Assignment: Retype every entry precisely and keep each line whole.

Material to process:
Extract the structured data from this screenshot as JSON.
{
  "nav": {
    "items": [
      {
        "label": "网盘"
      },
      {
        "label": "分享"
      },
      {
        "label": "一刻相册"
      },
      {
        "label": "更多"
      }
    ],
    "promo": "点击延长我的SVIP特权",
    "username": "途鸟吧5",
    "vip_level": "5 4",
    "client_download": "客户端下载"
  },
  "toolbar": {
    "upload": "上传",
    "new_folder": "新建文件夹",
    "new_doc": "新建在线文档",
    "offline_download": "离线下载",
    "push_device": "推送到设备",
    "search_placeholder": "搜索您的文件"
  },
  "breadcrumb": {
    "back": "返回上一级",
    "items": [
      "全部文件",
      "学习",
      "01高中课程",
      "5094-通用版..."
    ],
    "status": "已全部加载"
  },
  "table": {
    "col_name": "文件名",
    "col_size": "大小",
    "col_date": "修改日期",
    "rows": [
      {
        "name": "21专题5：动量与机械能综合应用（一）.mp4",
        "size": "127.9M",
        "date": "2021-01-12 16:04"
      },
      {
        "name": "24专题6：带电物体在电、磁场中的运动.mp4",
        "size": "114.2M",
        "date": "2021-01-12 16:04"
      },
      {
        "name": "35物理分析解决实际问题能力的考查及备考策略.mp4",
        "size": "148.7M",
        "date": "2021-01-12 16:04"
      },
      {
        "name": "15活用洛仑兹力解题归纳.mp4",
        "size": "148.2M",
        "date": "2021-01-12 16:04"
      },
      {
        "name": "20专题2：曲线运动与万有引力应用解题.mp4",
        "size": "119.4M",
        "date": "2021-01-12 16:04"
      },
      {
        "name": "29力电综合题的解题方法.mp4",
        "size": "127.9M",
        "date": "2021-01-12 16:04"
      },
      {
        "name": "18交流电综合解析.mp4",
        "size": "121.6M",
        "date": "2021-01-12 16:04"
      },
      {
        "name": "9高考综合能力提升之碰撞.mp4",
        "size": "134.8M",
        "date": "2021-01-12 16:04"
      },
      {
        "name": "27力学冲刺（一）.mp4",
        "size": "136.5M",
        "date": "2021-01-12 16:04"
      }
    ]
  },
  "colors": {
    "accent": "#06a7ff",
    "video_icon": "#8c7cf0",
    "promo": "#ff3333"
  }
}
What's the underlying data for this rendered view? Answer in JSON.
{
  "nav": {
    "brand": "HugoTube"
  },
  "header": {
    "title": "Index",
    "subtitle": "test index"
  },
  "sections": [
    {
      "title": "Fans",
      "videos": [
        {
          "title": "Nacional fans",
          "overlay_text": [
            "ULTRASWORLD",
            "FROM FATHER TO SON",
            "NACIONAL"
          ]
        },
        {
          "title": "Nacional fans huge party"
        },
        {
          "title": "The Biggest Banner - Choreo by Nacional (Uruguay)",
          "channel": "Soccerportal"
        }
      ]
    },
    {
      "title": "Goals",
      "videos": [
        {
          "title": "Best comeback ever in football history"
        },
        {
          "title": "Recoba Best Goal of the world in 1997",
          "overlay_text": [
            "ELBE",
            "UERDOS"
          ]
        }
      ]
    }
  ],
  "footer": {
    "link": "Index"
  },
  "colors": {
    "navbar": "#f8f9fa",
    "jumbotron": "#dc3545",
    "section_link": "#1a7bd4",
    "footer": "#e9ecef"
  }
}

Result for this task:
Extract the structured data from this screenshot as JSON.
{
  "nav": {
    "items": [
      {
        "label": "网盘"
      },
      {
        "label": "分享"
      },
      {
        "label": "一刻相册"
      },
      {
        "label": "更多"
      }
    ],
    "promo": "点击延长我的SVIP特权",
    "username": "途鸟吧5",
    "vip_level": "5 4",
    "client_download": "客户端下载"
  },
  "toolbar": {
    "upload": "上传",
    "new_folder": "新建文件夹",
    "new_doc": "新建在线文档",
    "offline_download": "离线下载",
    "push_device": "推送到设备",
    "search_placeholder": "搜索您的文件"
  },
  "breadcrumb": {
    "back": "返回上一级",
    "items": [
      "全部文件",
      "学习",
      "01高中课程",
      "5094-通用版..."
    ],
    "status": "已全部加载"
  },
  "table": {
    "col_name": "文件名",
    "col_size": "大小",
    "col_date": "修改日期",
    "rows": [
      {
        "name": "21专题5：动量与机械能综合应用（一）.mp4",
        "size": "127.9M",
        "date": "2021-01-12 16:04"
      },
      {
        "name": "24专题6：带电物体在电、磁场中的运动.mp4",
        "size": "114.2M",
        "date": "2021-01-12 16:04"
      },
      {
        "name": "35物理分析解决实际问题能力的考查及备考策略.mp4",
        "size": "148.7M",
        "date": "2021-01-12 16:04"
      },
      {
        "name": "15活用洛仑兹力解题归纳.mp4",
        "size": "148.2M",
        "date": "2021-01-12 16:04"
      },
      {
        "name": "20专题2：曲线运动与万有引力应用解题.mp4",
        "size": "119.4M",
        "date": "2021-01-12 16:04"
      },
      {
        "name": "29力电综合题的解题方法.mp4",
        "size": "127.9M",
        "date": "2021-01-12 16:04"
      },
      {
        "name": "18交流电综合解析.mp4",
        "size": "121.6M",
        "date": "2021-01-12 16:04"
      },
      {
        "name": "9高考综合能力提升之碰撞.mp4",
        "size": "134.8M",
        "date": "2021-01-12 16:04"
      },
      {
        "name": "27力学冲刺（一）.mp4",
        "size": "136.5M",
        "date": "2021-01-12 16:04"
      }
    ]
  },
  "colors": {
    "accent": "#06a7ff",
    "video_icon": "#8c7cf0",
    "promo": "#ff3333"
  }
}
What's the underlying data for this rendered view? Answer in JSON.
{
  "nav": {
    "brand": "HugoTube"
  },
  "header": {
    "title": "Index",
    "subtitle": "test index"
  },
  "sections": [
    {
      "title": "Fans",
      "videos": [
        {
          "title": "Nacional fans",
          "overlay_text": [
            "ULTRASWORLD",
            "FROM FATHER TO SON",
            "NACIONAL"
          ]
        },
        {
          "title": "Nacional fans huge party"
        },
        {
          "title": "The Biggest Banner - Choreo by Nacional (Uruguay)",
          "channel": "Soccerportal"
        }
      ]
    },
    {
      "title": "Goals",
      "videos": [
        {
          "title": "Best comeback ever in football history"
        },
        {
          "title": "Recoba Best Goal of the world in 1997",
          "overlay_text": [
            "ELBE",
            "UERDOS"
          ]
        }
      ]
    }
  ],
  "footer": {
    "link": "Index"
  },
  "colors": {
    "navbar": "#f8f9fa",
    "jumbotron": "#dc3545",
    "section_link": "#1a7bd4",
    "footer": "#e9ecef"
  }
}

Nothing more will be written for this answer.